Making some truly eyebrow-raising remarks about vaccines on Sunday, Virginia Lt. Gov.-elect Winsome Sears refused to share her vaccination status because she feels it is a “slippery slope” that will eventually lead to the disclosure of her DNA information.
Sears, a rising Republican star who became both Virginia’s first female and woman of color to be elected lieutenant governor this month, appeared on CNN’s State of the Union on Sunday and immediately caused a stir with her comments on race and COVID-19.
Clashing with anchor Dana Bash on whether or not critical race theory is part of Virginia’s public school curricula, for instance, Sears went on a tangent about one of the most notorious events in American history.
“But while we’re talking about history, how about we talk about how Black people from the 1890s to about 1950-1960, according to the U.S. Census, had been marrying in a percentage that had far surpassed anything that whites had ever done,” she declared. “When we talk about the Tulsa Race Riots, let’s ask ourselves how did the Black people amass so much wealth right after the Civil War, so that it could even be destroyed? How did they do that?! You know, they were coming from nothing, from zero, some of them never even got the 40 acres and a mule. Let’s try to emulate that.”
It was the incoming lieutenant governor’s stance on COVID-19 vaccines and mandates, however, that appeared to really catch Bash off guard. After the CNN host and Sears went back and forth about the fact that Virginia has long had mandates for vaccines for a host of other diseases, Sears grumbled that vaccines had become too politicized.
She also claimed that President Joe Biden and Vice President Kamala Harris said they “would not trust any vaccine” that was developed by the Trump administration when they were candidates.
“What is the science? Can somebody tell us what to finally believe?!” Sears exclaimed.
After the State of the Union moderator explained that Harris and Biden actually said they would trust scientists and experts on the vaccines and not just Trump’s word, she then pressed Sears on her own vaccination status. Throughout her campaign, while encouraging others to get the vaccine, Sears refused to say whether she herself was vaccinated, stating that “no one should be forced to disclose their vaccination status.”
Once again, the lieutenant governor-elect declined to share whether or not she was vaccinated.
“As I said, America, if it’s nothing else, it’s about liberty,” Sears replied. “It’s about being able to live your life free from the government telling you what to do.”
She continued: “And so we understand this thing about slippery slopes, the minute that I start telling you about my vaccine status, we’re going to be down the bottom of the mountain trying to figure out how we got there because now you want to know what’s in my DNA. You’re going to want to know this, that and the other.”

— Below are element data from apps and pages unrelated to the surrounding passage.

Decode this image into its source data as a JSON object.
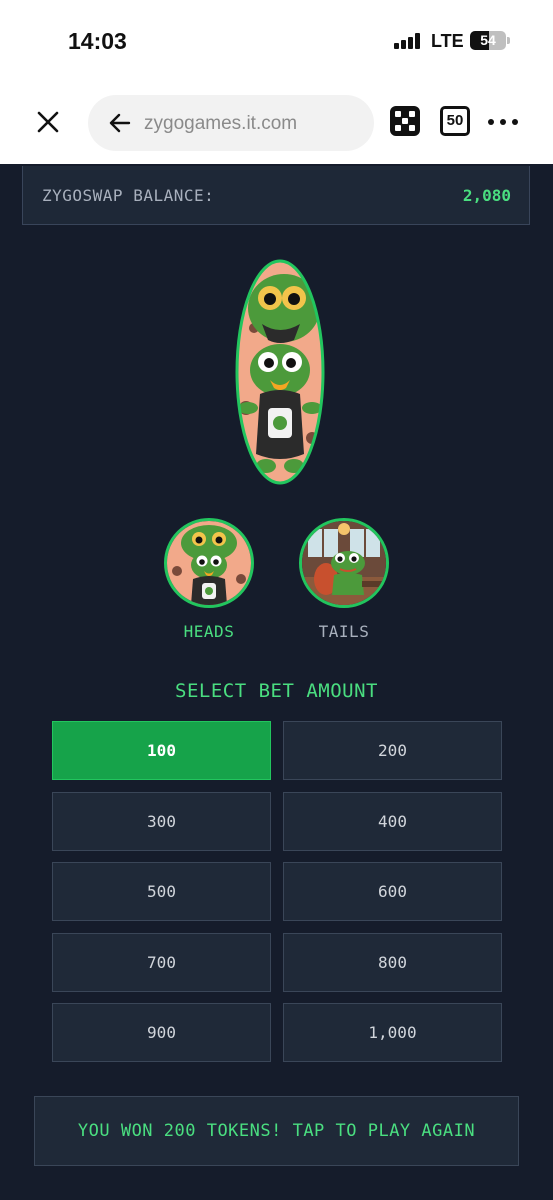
{
  "status_bar": {
    "time": "14:03",
    "network": "LTE",
    "battery": "54",
    "battery_level_percent": 54
  },
  "browser": {
    "url": "zygogames.it.com",
    "tab_count": "50",
    "icons": [
      "close-icon",
      "back-arrow-icon",
      "dice-icon",
      "tabs-icon",
      "more-icon"
    ]
  },
  "game": {
    "balance_label": "ZYGOSWAP BALANCE:",
    "balance_value": "2,080",
    "choices": [
      {
        "label": "HEADS",
        "selected": true
      },
      {
        "label": "TAILS",
        "selected": false
      }
    ],
    "select_title": "SELECT BET AMOUNT",
    "bets": [
      {
        "label": "100",
        "selected": true
      },
      {
        "label": "200",
        "selected": false
      },
      {
        "label": "300",
        "selected": false
      },
      {
        "label": "400",
        "selected": false
      },
      {
        "label": "500",
        "selected": false
      },
      {
        "label": "600",
        "selected": false
      },
      {
        "label": "700",
        "selected": false
      },
      {
        "label": "800",
        "selected": false
      },
      {
        "label": "900",
        "selected": false
      },
      {
        "label": "1,000",
        "selected": false
      }
    ],
    "result_message": "YOU WON 200 TOKENS! TAP TO PLAY AGAIN"
  },
  "colors": {
    "background": "#151c2b",
    "panel": "#1f2938",
    "accent_green": "#4ade80",
    "selected_green": "#16a34a"
  }
}
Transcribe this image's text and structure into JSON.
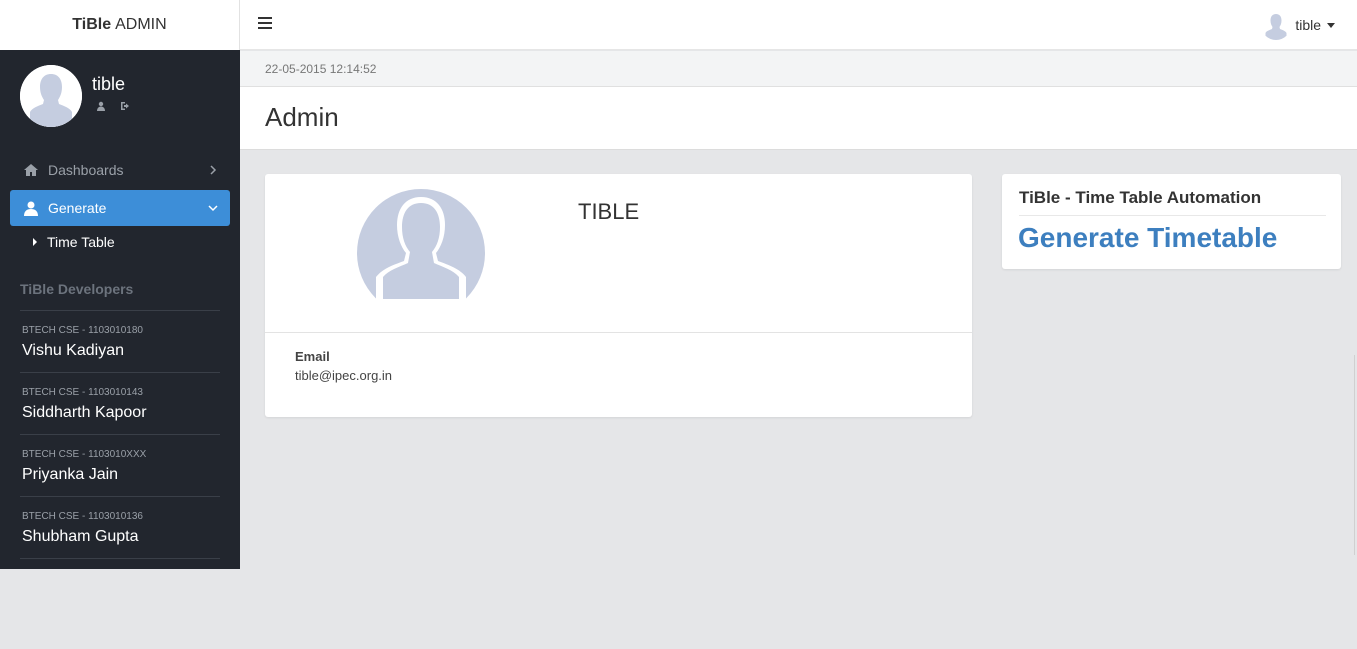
{
  "brand": {
    "bold": "TiBle",
    "light": "ADMIN"
  },
  "sidebar": {
    "user_name": "tible",
    "nav": [
      {
        "label": "Dashboards",
        "icon": "home-icon",
        "expanded": false
      },
      {
        "label": "Generate",
        "icon": "user-icon",
        "expanded": true,
        "active": true
      }
    ],
    "sub_items": [
      {
        "label": "Time Table"
      }
    ],
    "developers_heading": "TiBle Developers",
    "developers": [
      {
        "roll": "BTECH CSE - 1103010180",
        "name": "Vishu Kadiyan"
      },
      {
        "roll": "BTECH CSE - 1103010143",
        "name": "Siddharth Kapoor"
      },
      {
        "roll": "BTECH CSE - 1103010XXX",
        "name": "Priyanka Jain"
      },
      {
        "roll": "BTECH CSE - 1103010136",
        "name": "Shubham Gupta"
      }
    ]
  },
  "topbar": {
    "user_name": "tible"
  },
  "datetime": "22-05-2015 12:14:52",
  "page_title": "Admin",
  "profile": {
    "name": "TIBLE",
    "email_label": "Email",
    "email": "tible@ipec.org.in"
  },
  "app_card": {
    "title": "TiBle - Time Table Automation",
    "link": "Generate Timetable"
  },
  "colors": {
    "sidebar_bg": "#22262e",
    "active_nav": "#3d8ed8",
    "link_blue": "#3d7fbf",
    "content_bg": "#e5e6e8"
  }
}
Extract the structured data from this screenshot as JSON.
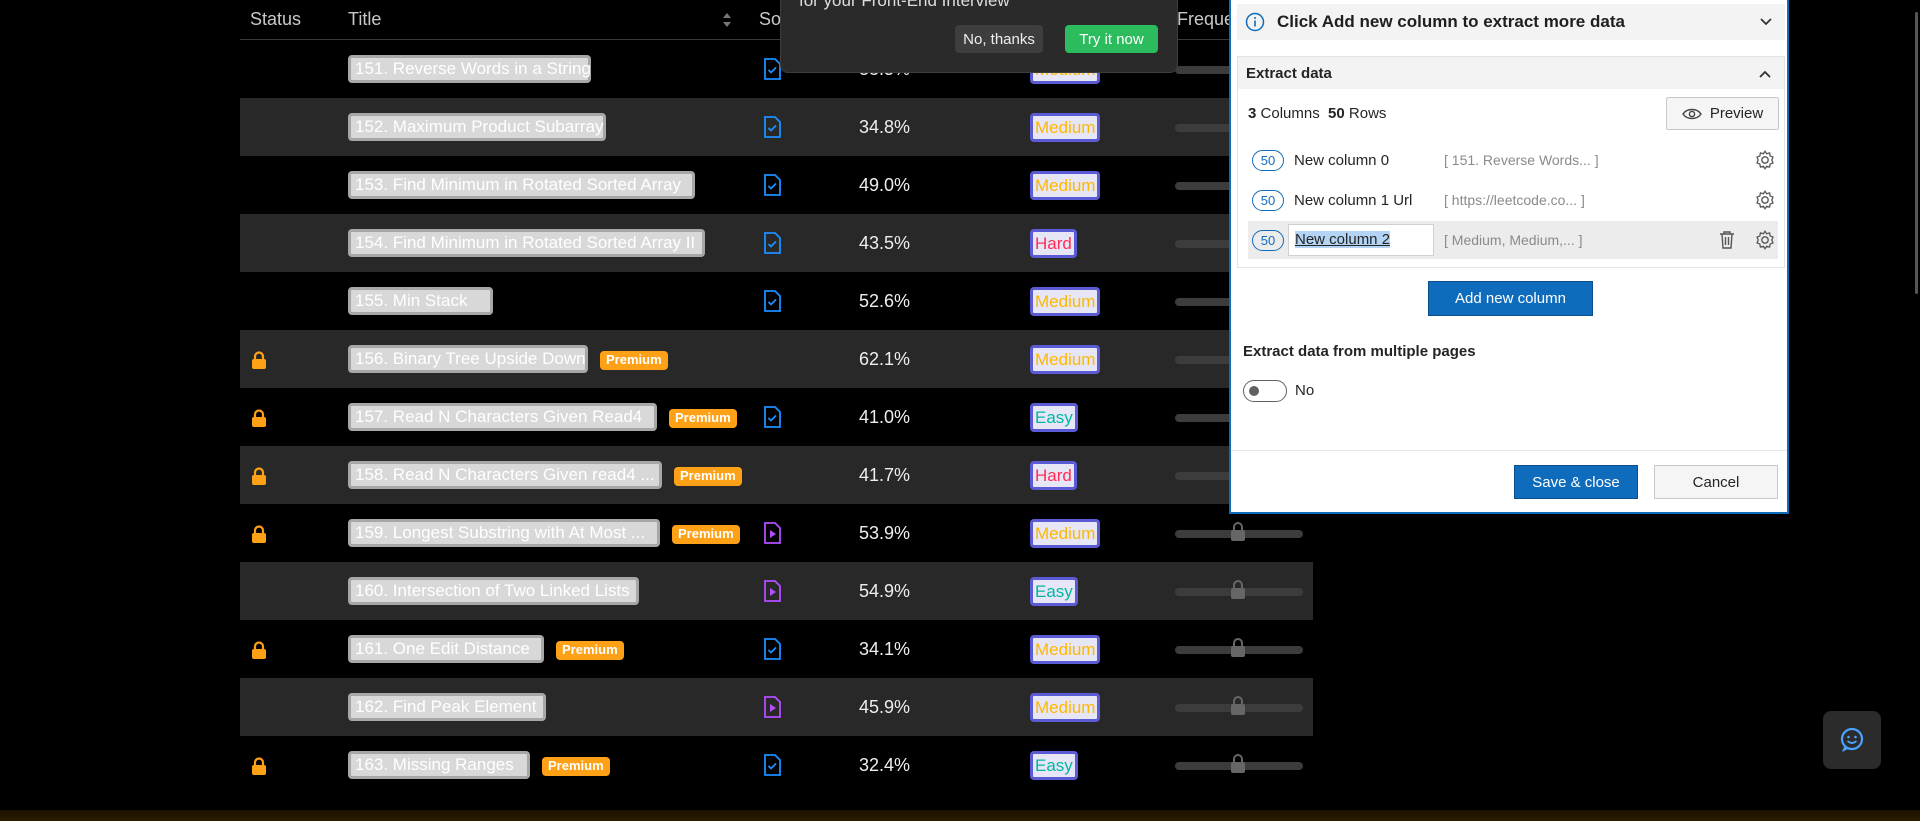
{
  "table": {
    "headers": {
      "status": "Status",
      "title": "Title",
      "solution": "So",
      "frequency": "Freque"
    },
    "rows": [
      {
        "title": "151. Reverse Words in a String",
        "acceptance": "33.5%",
        "difficulty": "Medium",
        "locked": false,
        "premium": false,
        "solution": "doc"
      },
      {
        "title": "152. Maximum Product Subarray",
        "acceptance": "34.8%",
        "difficulty": "Medium",
        "locked": false,
        "premium": false,
        "solution": "doc"
      },
      {
        "title": "153. Find Minimum in Rotated Sorted Array",
        "acceptance": "49.0%",
        "difficulty": "Medium",
        "locked": false,
        "premium": false,
        "solution": "doc"
      },
      {
        "title": "154. Find Minimum in Rotated Sorted Array II",
        "acceptance": "43.5%",
        "difficulty": "Hard",
        "locked": false,
        "premium": false,
        "solution": "doc"
      },
      {
        "title": "155. Min Stack",
        "acceptance": "52.6%",
        "difficulty": "Medium",
        "locked": false,
        "premium": false,
        "solution": "doc"
      },
      {
        "title": "156. Binary Tree Upside Down",
        "acceptance": "62.1%",
        "difficulty": "Medium",
        "locked": true,
        "premium": true,
        "solution": "none"
      },
      {
        "title": "157. Read N Characters Given Read4",
        "acceptance": "41.0%",
        "difficulty": "Easy",
        "locked": true,
        "premium": true,
        "solution": "doc"
      },
      {
        "title": "158. Read N Characters Given read4 ...",
        "acceptance": "41.7%",
        "difficulty": "Hard",
        "locked": true,
        "premium": true,
        "solution": "none"
      },
      {
        "title": "159. Longest Substring with At Most ...",
        "acceptance": "53.9%",
        "difficulty": "Medium",
        "locked": true,
        "premium": true,
        "solution": "video"
      },
      {
        "title": "160. Intersection of Two Linked Lists",
        "acceptance": "54.9%",
        "difficulty": "Easy",
        "locked": false,
        "premium": false,
        "solution": "video"
      },
      {
        "title": "161. One Edit Distance",
        "acceptance": "34.1%",
        "difficulty": "Medium",
        "locked": true,
        "premium": true,
        "solution": "doc"
      },
      {
        "title": "162. Find Peak Element",
        "acceptance": "45.9%",
        "difficulty": "Medium",
        "locked": false,
        "premium": false,
        "solution": "video"
      },
      {
        "title": "163. Missing Ranges",
        "acceptance": "32.4%",
        "difficulty": "Easy",
        "locked": true,
        "premium": true,
        "solution": "doc"
      }
    ],
    "premium_label": "Premium"
  },
  "toast": {
    "text": "for your Front-End Interview",
    "no_label": "No, thanks",
    "try_label": "Try it now"
  },
  "panel": {
    "tip": "Click Add new column to extract more data",
    "section_title": "Extract data",
    "columns_count": "3",
    "columns_label": "Columns",
    "rows_count": "50",
    "rows_label": "Rows",
    "preview_label": "Preview",
    "columns": [
      {
        "count": "50",
        "name": "New column 0",
        "sample": "[ 151. Reverse Words...  ]"
      },
      {
        "count": "50",
        "name": "New column 1 Url",
        "sample": "[ https://leetcode.co...  ]"
      },
      {
        "count": "50",
        "name": "New column 2",
        "sample": "[ Medium, Medium,...  ]"
      }
    ],
    "add_column_label": "Add new column",
    "multi_pages_label": "Extract data from multiple pages",
    "toggle_value": "No",
    "save_label": "Save & close",
    "cancel_label": "Cancel"
  },
  "colors": {
    "accent": "#0f6cbd",
    "premium": "#ffa116",
    "easy": "#00b8a3",
    "medium": "#ffb800",
    "hard": "#ff2d55",
    "try_button": "#2cbb5d"
  }
}
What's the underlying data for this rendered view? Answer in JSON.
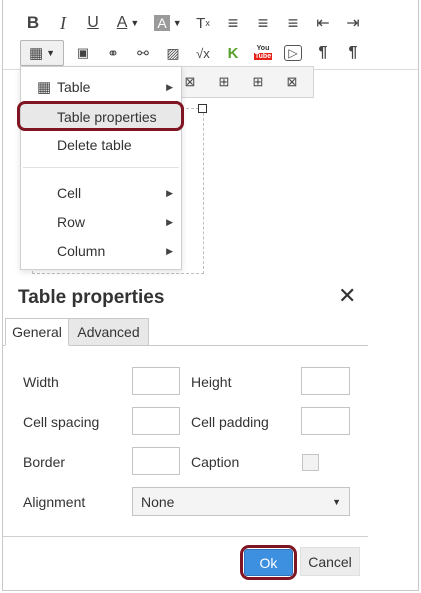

Sears also complained about vaccine mandates in New York City, noting that restaurants are requiring patrons to show I.D. cards revealing they’ve been vaccinated before they can enter. Furthermore, she also implied that the vaccines—which have been found to be overwhelmingly safe and effective—could be dangerous.
“Let’s say you get the vaccine, go ahead and get the vaccine, if that’s what you want to do, get the vaccine,” Sears said. “Don’t force it on anybody else.”
She then warned: “We know, and by the way, media, they’re not telling us that people are suffering as a result of getting the vaccine. They have all kinds of problems. I understand it might be minuscule, but when you’re the one out of 30,000 that gets it, it’s important to you, so we need to tell the good, the bad, and the ugly about the vaccine.”